Web page and app entries:
------------

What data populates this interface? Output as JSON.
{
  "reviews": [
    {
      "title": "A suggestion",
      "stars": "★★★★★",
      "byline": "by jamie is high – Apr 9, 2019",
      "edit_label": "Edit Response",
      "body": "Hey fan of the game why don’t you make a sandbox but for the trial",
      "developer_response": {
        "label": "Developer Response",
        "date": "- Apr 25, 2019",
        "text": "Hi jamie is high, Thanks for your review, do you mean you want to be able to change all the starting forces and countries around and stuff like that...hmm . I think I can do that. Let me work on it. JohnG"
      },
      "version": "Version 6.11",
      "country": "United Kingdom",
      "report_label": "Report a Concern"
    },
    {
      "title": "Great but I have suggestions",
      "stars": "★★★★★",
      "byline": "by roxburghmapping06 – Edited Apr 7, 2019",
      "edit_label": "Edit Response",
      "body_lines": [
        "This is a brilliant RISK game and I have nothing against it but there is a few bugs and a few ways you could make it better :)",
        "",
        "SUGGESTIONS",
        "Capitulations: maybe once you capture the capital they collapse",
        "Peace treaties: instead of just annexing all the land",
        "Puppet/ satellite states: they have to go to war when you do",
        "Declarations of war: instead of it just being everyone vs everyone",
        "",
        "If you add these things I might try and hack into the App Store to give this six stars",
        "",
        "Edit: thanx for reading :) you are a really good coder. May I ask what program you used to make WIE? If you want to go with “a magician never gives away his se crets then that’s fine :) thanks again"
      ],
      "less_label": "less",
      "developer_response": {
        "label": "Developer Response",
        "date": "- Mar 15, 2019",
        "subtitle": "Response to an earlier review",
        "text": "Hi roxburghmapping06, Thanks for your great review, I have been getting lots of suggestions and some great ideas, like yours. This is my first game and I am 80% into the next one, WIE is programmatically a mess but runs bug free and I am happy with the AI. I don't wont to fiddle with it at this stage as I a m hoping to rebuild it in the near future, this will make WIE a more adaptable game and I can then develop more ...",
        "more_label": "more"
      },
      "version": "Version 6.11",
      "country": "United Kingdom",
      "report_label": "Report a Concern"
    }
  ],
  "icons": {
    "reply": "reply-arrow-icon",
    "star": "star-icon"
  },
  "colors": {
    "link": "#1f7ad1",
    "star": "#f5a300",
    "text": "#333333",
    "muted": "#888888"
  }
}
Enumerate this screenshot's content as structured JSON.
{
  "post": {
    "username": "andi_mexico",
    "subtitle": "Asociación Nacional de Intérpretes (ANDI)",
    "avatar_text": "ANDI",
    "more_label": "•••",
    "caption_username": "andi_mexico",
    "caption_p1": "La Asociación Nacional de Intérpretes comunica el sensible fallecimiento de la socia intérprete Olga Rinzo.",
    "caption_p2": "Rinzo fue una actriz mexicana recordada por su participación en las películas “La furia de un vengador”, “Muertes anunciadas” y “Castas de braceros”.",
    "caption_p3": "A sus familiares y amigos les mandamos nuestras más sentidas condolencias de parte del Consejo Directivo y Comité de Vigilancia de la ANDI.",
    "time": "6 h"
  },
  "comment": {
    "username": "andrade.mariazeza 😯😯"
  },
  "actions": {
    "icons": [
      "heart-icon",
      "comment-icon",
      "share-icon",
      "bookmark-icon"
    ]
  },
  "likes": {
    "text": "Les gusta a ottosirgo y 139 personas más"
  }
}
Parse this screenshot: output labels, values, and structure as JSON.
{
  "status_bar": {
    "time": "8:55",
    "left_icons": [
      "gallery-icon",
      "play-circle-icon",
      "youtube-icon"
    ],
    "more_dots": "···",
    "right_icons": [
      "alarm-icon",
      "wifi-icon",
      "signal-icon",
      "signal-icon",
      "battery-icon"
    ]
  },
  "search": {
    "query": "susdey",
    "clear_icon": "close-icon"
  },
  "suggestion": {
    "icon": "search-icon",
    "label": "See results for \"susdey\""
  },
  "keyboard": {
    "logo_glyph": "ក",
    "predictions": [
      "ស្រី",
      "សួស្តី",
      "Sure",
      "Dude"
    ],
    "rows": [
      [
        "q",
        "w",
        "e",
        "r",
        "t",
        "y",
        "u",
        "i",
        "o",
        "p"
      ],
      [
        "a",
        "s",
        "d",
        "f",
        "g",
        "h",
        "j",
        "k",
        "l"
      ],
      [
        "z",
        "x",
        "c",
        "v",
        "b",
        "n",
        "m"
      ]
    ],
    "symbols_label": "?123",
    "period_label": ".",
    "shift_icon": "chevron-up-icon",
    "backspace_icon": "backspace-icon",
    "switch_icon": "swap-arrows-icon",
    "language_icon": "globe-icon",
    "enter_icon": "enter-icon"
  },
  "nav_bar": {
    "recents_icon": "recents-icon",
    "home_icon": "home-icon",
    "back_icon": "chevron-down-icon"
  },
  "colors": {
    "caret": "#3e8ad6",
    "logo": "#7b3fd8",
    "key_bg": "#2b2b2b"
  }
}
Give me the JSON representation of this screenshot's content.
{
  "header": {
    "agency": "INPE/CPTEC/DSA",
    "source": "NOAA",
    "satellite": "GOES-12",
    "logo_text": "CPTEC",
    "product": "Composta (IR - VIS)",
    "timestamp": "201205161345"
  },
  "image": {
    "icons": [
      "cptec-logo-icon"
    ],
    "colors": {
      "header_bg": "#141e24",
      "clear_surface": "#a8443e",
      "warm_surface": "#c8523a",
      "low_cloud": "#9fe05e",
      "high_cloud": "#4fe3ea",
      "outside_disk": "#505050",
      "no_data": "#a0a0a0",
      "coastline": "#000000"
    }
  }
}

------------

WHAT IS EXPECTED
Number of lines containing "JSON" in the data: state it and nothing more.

RESPONSE
4